→ Task requirements: Across the material below, how many lines hold the word "label"? Only the number should be given.

→ Data in this exercise:
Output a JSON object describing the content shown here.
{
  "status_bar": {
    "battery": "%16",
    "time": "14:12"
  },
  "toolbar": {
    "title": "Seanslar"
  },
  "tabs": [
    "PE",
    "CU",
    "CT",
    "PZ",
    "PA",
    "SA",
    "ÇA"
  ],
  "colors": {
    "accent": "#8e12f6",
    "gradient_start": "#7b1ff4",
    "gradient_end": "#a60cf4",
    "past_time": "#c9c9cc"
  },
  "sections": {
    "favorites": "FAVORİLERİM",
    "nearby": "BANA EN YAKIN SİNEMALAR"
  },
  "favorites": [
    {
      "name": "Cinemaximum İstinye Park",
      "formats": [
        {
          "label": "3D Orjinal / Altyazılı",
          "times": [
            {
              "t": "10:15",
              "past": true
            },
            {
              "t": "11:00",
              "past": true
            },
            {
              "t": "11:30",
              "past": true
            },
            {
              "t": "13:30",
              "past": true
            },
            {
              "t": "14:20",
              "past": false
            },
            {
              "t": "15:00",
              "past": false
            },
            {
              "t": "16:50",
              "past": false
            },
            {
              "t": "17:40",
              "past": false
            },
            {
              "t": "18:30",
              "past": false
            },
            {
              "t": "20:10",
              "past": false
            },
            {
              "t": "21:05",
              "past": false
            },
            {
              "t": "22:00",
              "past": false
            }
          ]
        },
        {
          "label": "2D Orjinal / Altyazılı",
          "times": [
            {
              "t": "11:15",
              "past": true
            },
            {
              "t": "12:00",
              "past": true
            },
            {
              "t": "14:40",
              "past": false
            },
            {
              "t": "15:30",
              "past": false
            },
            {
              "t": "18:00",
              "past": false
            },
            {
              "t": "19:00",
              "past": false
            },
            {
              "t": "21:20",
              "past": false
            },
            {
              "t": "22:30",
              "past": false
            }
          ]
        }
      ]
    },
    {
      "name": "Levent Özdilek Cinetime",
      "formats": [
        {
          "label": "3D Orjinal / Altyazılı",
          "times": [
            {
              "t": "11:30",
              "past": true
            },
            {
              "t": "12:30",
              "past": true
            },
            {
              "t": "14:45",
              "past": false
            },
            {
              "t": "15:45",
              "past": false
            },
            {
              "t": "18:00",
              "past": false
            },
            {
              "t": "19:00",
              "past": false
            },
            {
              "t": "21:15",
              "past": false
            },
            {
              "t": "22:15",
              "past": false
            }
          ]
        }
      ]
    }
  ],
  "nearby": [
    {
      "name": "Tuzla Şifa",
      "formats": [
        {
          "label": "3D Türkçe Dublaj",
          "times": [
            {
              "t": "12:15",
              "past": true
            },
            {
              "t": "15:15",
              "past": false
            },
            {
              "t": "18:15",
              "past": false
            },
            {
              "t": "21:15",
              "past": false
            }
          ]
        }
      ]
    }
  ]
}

→ Solution for this problem: 4